Legislation that would enhance charitable giving incentives and crack down on nonprofit abuses of the tax law is still pending in Congress, and the chance for passage this year remains uncertain.
With Congress in recess until early next week, Senate Finance Committee chairman Chuck Grassley (R-Iowa) and House Ways and Means chairman Bill Thomas (R-Calif.) continue to discuss whether the charitable giving incentives and reforms will move as part of a forthcoming tax "extenders" package.
Representative Thomas has said that some of the charitable provisions Senator Grassley supports—particularly some of the reforms—require further study and may not be ready to move anytime soon. Whether the extenders package includes charitable provisions or not, it is widely expected to include several other provisions that were pushed out of the final tax reconciliation bill, the Tax Relief Act of 2005 (H.R. 4297), signed into law on May 17, 2006.
In recent weeks, Senator Grassley and Representative Thomas have said the extenders package may move as part of pension reform legislation (H.R. 2830), which is currently in Senate-House conference negotiations.

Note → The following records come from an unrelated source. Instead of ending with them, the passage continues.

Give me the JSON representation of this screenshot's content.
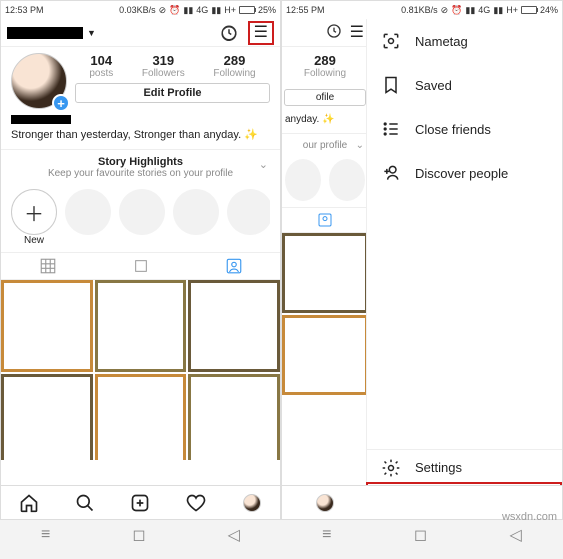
{
  "left": {
    "status": {
      "time": "12:53 PM",
      "net": "0.03KB/s",
      "sig": "4G",
      "sig2": "H+",
      "batt": "25%",
      "batt_fill": 25
    },
    "username_hidden": true,
    "stats": {
      "posts": "104",
      "posts_lbl": "posts",
      "followers": "319",
      "followers_lbl": "Followers",
      "following": "289",
      "following_lbl": "Following"
    },
    "edit_btn": "Edit Profile",
    "bio": "Stronger than yesterday, Stronger than anyday. ✨",
    "highlights": {
      "title": "Story Highlights",
      "sub": "Keep your favourite stories on your profile",
      "new": "New"
    }
  },
  "right": {
    "status": {
      "time": "12:55 PM",
      "net": "0.81KB/s",
      "sig": "4G",
      "sig2": "H+",
      "batt": "24%",
      "batt_fill": 24
    },
    "strip": {
      "following": "289",
      "following_lbl": "Following",
      "edit": "ofile",
      "bio": "anyday. ✨",
      "hl_sub": "our profile"
    },
    "menu": {
      "nametag": "Nametag",
      "saved": "Saved",
      "close_friends": "Close friends",
      "discover": "Discover people",
      "settings": "Settings"
    }
  },
  "watermark": "wsxdn.com"
}
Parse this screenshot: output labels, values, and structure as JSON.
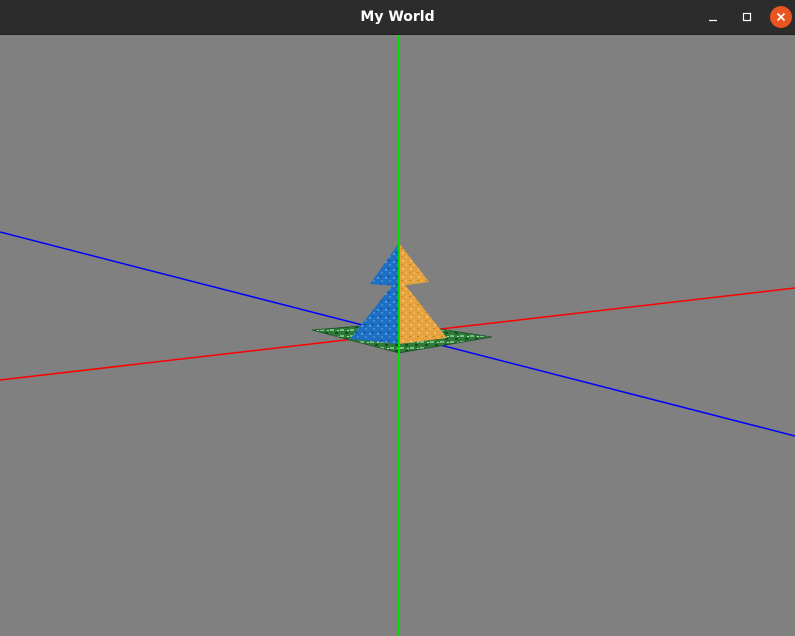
{
  "window": {
    "title": "My World",
    "controls": {
      "minimize_icon": "minimize-icon",
      "maximize_icon": "maximize-icon",
      "close_icon": "close-icon",
      "close_color": "#e95420"
    }
  },
  "scene": {
    "background_color": "#808080",
    "axes": {
      "x_color": "#ff0000",
      "y_color": "#00ff00",
      "z_color": "#0000ff"
    },
    "objects": [
      "textured-ground-tile",
      "two-tier-pyramid-tree"
    ],
    "tree_colors": {
      "left_face": "#1e6fc4",
      "right_face": "#e6a23c"
    },
    "ground_color": "#2f7a3a"
  }
}
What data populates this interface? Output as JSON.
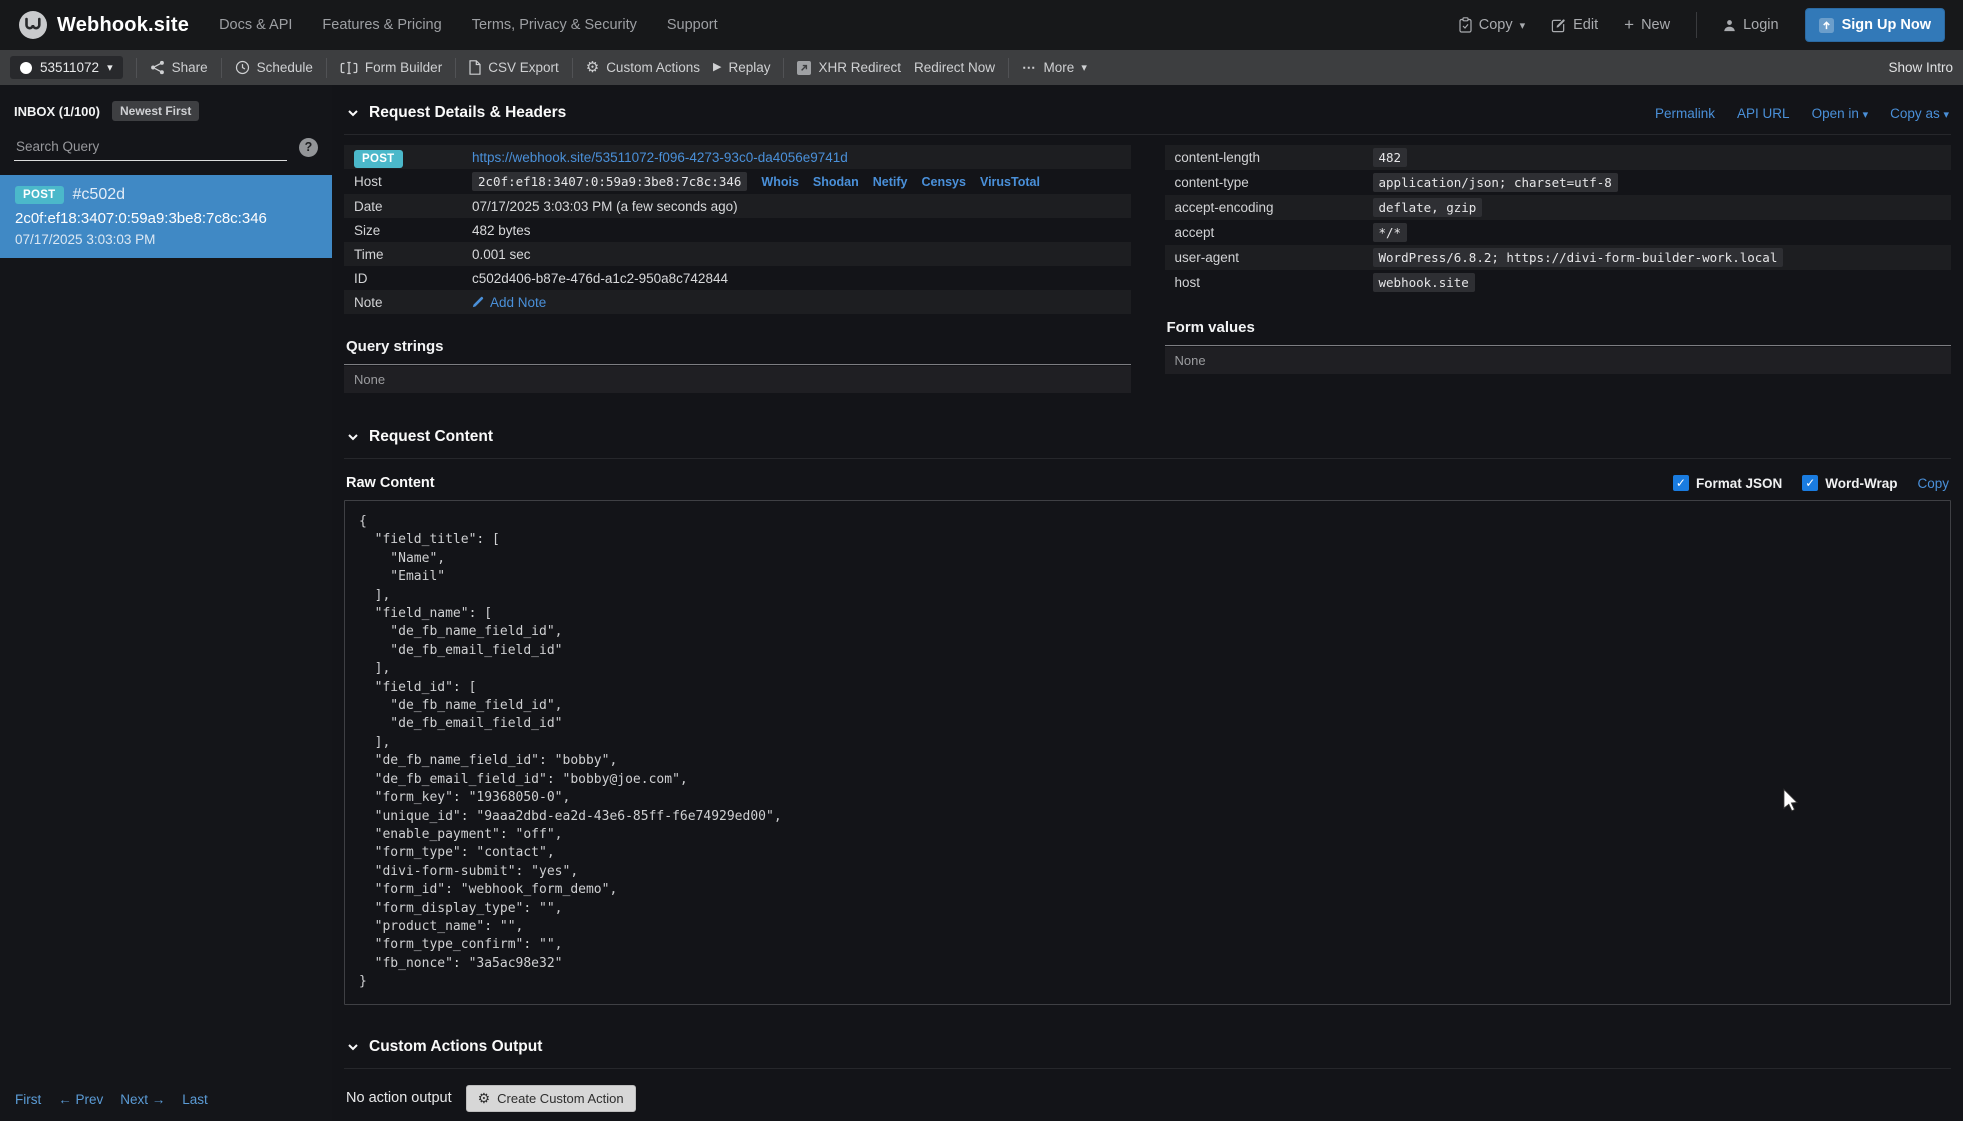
{
  "navbar": {
    "brand": "Webhook.site",
    "links": [
      "Docs & API",
      "Features & Pricing",
      "Terms, Privacy & Security",
      "Support"
    ],
    "copy_label": "Copy",
    "edit_label": "Edit",
    "new_label": "New",
    "login_label": "Login",
    "signup_label": "Sign Up Now"
  },
  "toolbar": {
    "token_id": "53511072",
    "share": "Share",
    "schedule": "Schedule",
    "form_builder": "Form Builder",
    "csv_export": "CSV Export",
    "custom_actions": "Custom Actions",
    "replay": "Replay",
    "xhr_redirect": "XHR Redirect",
    "redirect_now": "Redirect Now",
    "more": "More",
    "show_intro": "Show Intro"
  },
  "sidebar": {
    "inbox_label": "INBOX (1/100)",
    "sort_badge": "Newest First",
    "search_placeholder": "Search Query",
    "help_label": "?",
    "request": {
      "method": "POST",
      "id_short": "#c502d",
      "ip": "2c0f:ef18:3407:0:59a9:3be8:7c8c:346",
      "time": "07/17/2025 3:03:03 PM"
    },
    "pagination": {
      "first": "First",
      "prev": "← Prev",
      "next": "Next →",
      "last": "Last"
    }
  },
  "details": {
    "title": "Request Details & Headers",
    "links": {
      "permalink": "Permalink",
      "api_url": "API URL",
      "open_in": "Open in",
      "copy_as": "Copy as"
    },
    "method": "POST",
    "url": "https://webhook.site/53511072-f096-4273-93c0-da4056e9741d",
    "host_label": "Host",
    "host_value": "2c0f:ef18:3407:0:59a9:3be8:7c8c:346",
    "host_links": [
      "Whois",
      "Shodan",
      "Netify",
      "Censys",
      "VirusTotal"
    ],
    "date_label": "Date",
    "date_value": "07/17/2025 3:03:03 PM (a few seconds ago)",
    "size_label": "Size",
    "size_value": "482 bytes",
    "time_label": "Time",
    "time_value": "0.001 sec",
    "id_label": "ID",
    "id_value": "c502d406-b87e-476d-a1c2-950a8c742844",
    "note_label": "Note",
    "note_value": "Add Note"
  },
  "headers": {
    "rows": [
      {
        "name": "content-length",
        "value": "482"
      },
      {
        "name": "content-type",
        "value": "application/json; charset=utf-8"
      },
      {
        "name": "accept-encoding",
        "value": "deflate, gzip"
      },
      {
        "name": "accept",
        "value": "*/*"
      },
      {
        "name": "user-agent",
        "value": "WordPress/6.8.2; https://divi-form-builder-work.local"
      },
      {
        "name": "host",
        "value": "webhook.site"
      }
    ]
  },
  "query_strings": {
    "title": "Query strings",
    "empty": "None"
  },
  "form_values": {
    "title": "Form values",
    "empty": "None"
  },
  "request_content": {
    "title": "Request Content",
    "raw_label": "Raw Content",
    "format_json_label": "Format JSON",
    "word_wrap_label": "Word-Wrap",
    "copy_label": "Copy",
    "checkmark": "✓",
    "body": "{\n  \"field_title\": [\n    \"Name\",\n    \"Email\"\n  ],\n  \"field_name\": [\n    \"de_fb_name_field_id\",\n    \"de_fb_email_field_id\"\n  ],\n  \"field_id\": [\n    \"de_fb_name_field_id\",\n    \"de_fb_email_field_id\"\n  ],\n  \"de_fb_name_field_id\": \"bobby\",\n  \"de_fb_email_field_id\": \"bobby@joe.com\",\n  \"form_key\": \"19368050-0\",\n  \"unique_id\": \"9aaa2dbd-ea2d-43e6-85ff-f6e74929ed00\",\n  \"enable_payment\": \"off\",\n  \"form_type\": \"contact\",\n  \"divi-form-submit\": \"yes\",\n  \"form_id\": \"webhook_form_demo\",\n  \"form_display_type\": \"\",\n  \"product_name\": \"\",\n  \"form_type_confirm\": \"\",\n  \"fb_nonce\": \"3a5ac98e32\"\n}"
  },
  "custom_actions_output": {
    "title": "Custom Actions Output",
    "empty": "No action output",
    "create_button": "Create Custom Action"
  },
  "colors": {
    "accent_blue": "#4a90d9",
    "selected_item_blue": "#4089c5",
    "method_badge_teal": "#4bb8ca",
    "signup_button_blue": "#3279b8"
  }
}
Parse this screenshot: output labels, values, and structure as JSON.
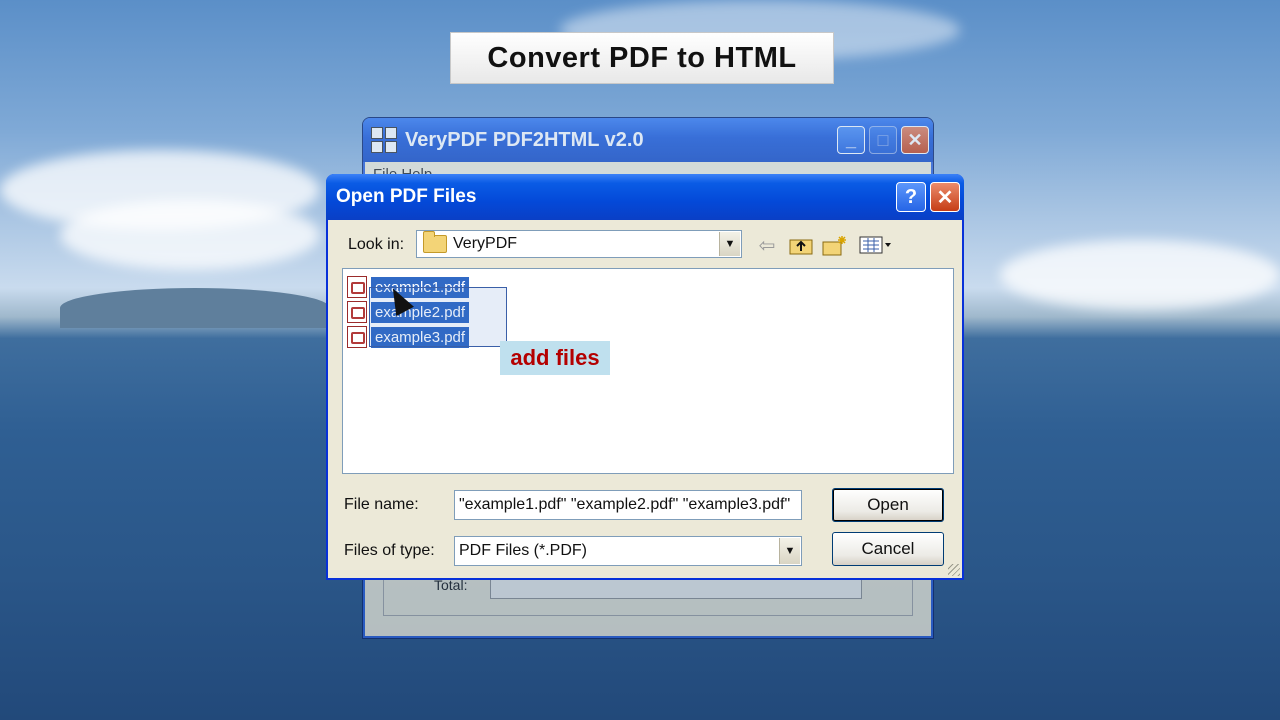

Lawmakers are hopeful they can work out the differences between the Senate and House versions of the pension bill when they return from recess next week. If, however, agreement cannot be reached on the pension bill, Senator Grassley and Representative Thomas could try to attach the extenders package—which may or may not include the charitable provisions—to another bill.
As this process continues to unfold in Congress, key lawmakers and national nonprofits continue to debate the merits of the various charitable provisions under consideration. For example, several members of the House have circulated letters expressing concerns over several of the charitable reforms, particularly how they might affect smaller nonprofits. In contrast, last week more than 100 charities sent a letter to Congressional leaders supporting the full package of giving incentives and reforms in front of Senator Grassley and Representative Thomas.
Also last week, a House subcommittee held a hearing on charitable giving incentives where Representative Roy Blunt (R-MO.), the Majority Whip, urged Congress to move on several incentives this year, including a provision that would allow people age 70½ and older to withdraw money from their individual retirement accounts and donate it directly to charity without having to pay adverse tax consequences as well as a provision that would allow donors who do not itemize deductions on their tax returns to write off a portion of their charitable contributions. Representatives from Independent Sector and the Association of Fundraising Professionals also testified at the hearing and strongly endorsed these two incentives.
The Vivero Group is a Washington, D.C.-based government relations and communications firm representing GuideStar and other nonprofits on federal public policy issues. For more information, please visit www.viverogroup.com.